*Work instruction*: Pick out all lines of the entries that include the word "ffffff" and copy them.

--- Data for this exercise Enclosed Below ---

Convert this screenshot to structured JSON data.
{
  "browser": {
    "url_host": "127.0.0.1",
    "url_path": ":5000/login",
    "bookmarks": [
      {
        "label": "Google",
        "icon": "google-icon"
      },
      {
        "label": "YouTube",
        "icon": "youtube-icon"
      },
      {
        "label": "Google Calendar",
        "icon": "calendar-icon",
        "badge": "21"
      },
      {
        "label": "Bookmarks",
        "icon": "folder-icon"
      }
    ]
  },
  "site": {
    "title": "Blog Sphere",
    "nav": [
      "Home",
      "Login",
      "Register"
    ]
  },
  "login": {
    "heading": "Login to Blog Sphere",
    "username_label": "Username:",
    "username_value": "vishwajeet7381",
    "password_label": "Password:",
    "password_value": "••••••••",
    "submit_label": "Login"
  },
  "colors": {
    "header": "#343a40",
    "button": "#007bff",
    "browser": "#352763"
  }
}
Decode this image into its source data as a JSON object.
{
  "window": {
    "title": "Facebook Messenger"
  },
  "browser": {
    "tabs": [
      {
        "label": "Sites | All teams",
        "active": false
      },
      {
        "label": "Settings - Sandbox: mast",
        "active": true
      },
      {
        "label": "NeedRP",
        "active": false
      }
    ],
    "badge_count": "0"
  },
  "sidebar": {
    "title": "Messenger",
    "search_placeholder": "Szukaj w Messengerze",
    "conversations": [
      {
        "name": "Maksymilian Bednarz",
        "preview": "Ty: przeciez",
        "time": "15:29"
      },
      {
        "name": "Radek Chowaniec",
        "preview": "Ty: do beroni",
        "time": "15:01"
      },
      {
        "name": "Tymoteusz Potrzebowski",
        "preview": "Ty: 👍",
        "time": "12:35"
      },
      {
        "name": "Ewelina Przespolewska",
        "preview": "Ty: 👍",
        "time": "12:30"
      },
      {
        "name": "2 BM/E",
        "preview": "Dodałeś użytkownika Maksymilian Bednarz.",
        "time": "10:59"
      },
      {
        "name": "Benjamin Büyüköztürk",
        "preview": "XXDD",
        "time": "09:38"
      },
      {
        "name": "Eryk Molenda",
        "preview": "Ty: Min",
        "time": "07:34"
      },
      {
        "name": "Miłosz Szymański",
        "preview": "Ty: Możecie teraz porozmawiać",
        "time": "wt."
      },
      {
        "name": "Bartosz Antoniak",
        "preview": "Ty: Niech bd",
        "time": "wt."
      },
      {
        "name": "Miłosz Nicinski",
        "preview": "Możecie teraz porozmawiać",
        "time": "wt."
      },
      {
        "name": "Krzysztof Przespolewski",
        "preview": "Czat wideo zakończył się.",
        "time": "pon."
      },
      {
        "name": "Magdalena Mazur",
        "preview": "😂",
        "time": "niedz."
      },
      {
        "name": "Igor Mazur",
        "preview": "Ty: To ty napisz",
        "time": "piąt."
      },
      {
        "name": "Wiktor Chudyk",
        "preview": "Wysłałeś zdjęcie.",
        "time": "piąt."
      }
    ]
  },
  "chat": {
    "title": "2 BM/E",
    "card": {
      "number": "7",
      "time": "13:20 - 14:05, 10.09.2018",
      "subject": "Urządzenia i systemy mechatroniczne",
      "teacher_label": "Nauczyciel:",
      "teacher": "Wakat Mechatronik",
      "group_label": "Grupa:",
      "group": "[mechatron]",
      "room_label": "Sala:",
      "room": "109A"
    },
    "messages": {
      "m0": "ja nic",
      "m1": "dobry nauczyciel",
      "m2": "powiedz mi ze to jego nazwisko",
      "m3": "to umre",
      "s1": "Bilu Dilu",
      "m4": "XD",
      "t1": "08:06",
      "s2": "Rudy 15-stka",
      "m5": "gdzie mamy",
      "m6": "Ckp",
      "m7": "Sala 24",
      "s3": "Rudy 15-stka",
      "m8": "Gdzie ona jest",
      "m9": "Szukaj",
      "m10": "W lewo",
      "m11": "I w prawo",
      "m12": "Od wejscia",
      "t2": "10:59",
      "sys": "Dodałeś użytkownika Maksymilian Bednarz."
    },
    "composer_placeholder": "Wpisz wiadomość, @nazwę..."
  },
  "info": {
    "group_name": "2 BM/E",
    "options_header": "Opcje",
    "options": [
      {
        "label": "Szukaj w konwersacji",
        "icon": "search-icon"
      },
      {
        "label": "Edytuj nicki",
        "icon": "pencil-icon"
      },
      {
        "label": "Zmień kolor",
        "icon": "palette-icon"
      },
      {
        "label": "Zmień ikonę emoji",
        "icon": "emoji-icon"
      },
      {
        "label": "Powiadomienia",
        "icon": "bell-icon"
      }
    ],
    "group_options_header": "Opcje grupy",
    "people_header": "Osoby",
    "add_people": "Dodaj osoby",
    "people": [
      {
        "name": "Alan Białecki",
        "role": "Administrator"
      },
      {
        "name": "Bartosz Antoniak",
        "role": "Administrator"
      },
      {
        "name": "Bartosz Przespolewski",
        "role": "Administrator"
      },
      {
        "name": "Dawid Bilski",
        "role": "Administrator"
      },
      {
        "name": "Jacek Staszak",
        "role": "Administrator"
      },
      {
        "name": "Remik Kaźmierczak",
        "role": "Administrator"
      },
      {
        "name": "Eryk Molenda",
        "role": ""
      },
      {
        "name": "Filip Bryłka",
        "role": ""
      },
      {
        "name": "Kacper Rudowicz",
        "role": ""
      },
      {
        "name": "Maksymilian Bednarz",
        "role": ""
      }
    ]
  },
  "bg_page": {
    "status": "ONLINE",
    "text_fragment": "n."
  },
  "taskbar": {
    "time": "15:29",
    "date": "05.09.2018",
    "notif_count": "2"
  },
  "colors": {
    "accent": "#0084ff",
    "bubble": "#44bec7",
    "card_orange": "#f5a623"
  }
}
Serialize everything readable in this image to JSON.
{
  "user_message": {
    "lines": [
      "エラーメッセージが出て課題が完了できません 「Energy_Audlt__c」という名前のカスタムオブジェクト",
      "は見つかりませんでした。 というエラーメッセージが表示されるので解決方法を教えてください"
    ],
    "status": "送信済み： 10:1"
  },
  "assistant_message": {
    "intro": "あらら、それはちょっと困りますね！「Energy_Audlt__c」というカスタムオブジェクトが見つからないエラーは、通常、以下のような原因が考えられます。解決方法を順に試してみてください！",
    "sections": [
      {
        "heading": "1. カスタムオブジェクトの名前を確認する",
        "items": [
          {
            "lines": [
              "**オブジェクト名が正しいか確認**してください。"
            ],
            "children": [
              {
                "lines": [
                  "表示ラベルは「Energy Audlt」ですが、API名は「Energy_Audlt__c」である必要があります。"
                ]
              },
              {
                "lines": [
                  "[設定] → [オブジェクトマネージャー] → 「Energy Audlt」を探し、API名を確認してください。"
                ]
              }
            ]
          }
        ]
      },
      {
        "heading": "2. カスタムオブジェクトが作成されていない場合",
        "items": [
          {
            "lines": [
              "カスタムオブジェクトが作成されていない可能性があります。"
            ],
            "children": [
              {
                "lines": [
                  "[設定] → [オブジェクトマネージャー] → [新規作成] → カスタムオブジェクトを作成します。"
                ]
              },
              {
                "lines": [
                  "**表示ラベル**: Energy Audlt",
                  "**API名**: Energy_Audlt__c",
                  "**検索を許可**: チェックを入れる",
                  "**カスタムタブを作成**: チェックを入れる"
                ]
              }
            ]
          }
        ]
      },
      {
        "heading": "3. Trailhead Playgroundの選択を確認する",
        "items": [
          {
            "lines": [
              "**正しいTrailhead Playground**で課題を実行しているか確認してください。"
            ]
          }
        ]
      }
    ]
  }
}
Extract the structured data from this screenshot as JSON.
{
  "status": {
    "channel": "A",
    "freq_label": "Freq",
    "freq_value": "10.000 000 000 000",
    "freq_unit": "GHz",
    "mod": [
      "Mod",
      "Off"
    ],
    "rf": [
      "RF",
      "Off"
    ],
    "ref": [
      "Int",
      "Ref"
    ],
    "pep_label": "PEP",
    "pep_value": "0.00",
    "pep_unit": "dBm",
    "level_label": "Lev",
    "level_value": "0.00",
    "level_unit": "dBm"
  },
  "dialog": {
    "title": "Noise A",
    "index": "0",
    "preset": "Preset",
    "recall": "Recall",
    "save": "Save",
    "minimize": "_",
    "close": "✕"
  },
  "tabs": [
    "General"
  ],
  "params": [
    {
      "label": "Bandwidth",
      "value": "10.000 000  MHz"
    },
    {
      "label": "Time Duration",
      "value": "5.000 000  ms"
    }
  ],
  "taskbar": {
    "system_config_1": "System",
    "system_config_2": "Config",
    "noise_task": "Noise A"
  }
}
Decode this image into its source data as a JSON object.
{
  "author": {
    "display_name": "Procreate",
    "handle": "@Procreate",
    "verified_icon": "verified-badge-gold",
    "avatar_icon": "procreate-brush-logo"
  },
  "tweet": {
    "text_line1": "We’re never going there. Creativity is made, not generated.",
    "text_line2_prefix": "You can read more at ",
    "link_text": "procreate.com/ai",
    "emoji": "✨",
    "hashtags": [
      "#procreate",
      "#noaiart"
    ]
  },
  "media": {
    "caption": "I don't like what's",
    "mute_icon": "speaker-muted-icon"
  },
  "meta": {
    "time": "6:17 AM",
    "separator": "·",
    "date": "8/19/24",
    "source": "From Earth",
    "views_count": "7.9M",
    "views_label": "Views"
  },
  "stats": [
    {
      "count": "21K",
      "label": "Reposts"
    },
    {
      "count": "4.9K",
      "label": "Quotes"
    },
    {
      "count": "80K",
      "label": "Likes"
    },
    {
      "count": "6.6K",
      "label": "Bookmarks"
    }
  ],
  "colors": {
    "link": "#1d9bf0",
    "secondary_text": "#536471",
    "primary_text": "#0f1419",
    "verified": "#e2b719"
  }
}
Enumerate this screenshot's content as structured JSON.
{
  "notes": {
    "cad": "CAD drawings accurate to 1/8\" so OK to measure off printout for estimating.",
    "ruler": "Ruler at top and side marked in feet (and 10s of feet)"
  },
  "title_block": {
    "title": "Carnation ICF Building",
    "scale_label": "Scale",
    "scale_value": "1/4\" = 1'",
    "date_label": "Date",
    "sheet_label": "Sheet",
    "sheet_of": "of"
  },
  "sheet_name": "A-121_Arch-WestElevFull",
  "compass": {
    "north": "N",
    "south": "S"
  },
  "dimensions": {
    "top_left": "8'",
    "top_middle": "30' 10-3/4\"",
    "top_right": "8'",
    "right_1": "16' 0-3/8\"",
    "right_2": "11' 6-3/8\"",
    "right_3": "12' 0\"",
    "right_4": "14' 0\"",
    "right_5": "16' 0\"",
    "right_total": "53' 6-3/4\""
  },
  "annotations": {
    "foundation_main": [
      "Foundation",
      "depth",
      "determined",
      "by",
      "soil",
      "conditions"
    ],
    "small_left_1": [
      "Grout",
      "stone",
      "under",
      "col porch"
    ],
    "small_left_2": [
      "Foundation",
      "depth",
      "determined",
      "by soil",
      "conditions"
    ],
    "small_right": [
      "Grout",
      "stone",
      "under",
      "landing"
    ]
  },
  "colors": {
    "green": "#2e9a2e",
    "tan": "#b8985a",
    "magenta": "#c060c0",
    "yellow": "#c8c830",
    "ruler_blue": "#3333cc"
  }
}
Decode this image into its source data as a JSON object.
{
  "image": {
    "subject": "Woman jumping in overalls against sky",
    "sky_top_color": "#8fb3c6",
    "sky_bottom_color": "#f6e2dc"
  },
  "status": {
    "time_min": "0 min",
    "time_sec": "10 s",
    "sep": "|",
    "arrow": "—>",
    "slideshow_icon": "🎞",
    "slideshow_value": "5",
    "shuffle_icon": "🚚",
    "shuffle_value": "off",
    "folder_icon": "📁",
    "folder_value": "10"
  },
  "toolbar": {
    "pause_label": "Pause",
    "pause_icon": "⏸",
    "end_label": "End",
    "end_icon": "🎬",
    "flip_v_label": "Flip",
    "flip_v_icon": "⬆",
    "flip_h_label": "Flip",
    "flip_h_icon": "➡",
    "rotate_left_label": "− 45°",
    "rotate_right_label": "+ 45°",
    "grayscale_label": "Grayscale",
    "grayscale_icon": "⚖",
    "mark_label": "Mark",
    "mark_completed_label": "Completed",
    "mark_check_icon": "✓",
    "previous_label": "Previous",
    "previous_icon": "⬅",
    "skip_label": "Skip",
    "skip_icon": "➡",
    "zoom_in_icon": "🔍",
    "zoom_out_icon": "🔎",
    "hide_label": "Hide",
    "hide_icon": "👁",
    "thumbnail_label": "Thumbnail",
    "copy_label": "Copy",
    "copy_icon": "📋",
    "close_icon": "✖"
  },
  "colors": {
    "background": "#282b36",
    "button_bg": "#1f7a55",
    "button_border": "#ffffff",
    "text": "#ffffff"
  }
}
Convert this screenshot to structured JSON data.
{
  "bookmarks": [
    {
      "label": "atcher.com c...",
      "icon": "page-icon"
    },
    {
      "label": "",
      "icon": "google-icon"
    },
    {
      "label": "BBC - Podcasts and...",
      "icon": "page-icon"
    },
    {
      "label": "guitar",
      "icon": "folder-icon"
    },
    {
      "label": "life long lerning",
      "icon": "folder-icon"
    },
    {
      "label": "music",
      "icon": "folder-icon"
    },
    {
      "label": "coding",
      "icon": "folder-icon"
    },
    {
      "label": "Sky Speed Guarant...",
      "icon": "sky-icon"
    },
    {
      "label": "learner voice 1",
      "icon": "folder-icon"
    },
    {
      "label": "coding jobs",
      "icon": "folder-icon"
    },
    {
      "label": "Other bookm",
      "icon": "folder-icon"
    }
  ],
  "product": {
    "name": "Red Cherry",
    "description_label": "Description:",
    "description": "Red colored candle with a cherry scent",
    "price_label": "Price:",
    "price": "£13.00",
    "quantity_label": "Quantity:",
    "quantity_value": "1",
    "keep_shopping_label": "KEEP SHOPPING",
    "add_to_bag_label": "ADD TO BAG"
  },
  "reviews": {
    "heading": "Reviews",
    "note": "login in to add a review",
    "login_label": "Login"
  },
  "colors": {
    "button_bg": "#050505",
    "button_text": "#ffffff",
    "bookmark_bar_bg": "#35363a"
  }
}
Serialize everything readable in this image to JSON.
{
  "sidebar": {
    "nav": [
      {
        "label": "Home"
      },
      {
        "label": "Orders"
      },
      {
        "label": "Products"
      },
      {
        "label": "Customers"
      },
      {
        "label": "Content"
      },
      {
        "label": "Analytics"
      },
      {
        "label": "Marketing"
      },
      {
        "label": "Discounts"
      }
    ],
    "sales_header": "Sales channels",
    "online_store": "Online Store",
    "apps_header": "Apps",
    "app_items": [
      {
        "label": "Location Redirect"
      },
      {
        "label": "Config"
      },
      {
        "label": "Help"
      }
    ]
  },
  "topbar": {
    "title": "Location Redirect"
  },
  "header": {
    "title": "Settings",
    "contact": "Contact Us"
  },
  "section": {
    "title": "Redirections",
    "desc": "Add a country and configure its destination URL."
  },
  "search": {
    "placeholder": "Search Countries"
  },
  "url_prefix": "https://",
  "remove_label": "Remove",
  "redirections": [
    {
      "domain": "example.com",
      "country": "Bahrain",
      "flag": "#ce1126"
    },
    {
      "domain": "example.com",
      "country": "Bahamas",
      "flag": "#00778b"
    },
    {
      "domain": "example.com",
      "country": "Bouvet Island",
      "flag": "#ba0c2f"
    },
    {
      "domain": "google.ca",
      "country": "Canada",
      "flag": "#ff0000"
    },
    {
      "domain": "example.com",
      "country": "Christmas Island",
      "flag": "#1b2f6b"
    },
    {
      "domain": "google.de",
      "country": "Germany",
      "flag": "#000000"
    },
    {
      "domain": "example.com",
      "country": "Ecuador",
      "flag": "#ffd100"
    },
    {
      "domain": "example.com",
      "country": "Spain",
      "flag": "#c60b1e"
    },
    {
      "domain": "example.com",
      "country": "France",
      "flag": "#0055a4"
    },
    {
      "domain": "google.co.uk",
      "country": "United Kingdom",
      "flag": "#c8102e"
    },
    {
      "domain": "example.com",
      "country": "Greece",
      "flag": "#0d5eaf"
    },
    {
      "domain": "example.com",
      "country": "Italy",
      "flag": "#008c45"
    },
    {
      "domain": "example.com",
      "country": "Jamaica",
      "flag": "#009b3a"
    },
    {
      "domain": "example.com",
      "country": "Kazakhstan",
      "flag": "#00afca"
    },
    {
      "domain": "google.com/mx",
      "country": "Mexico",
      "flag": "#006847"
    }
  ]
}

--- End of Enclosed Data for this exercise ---

*Written response*:
    "button_border": "#ffffff",
    "text": "#ffffff"
    "button_text": "#ffffff",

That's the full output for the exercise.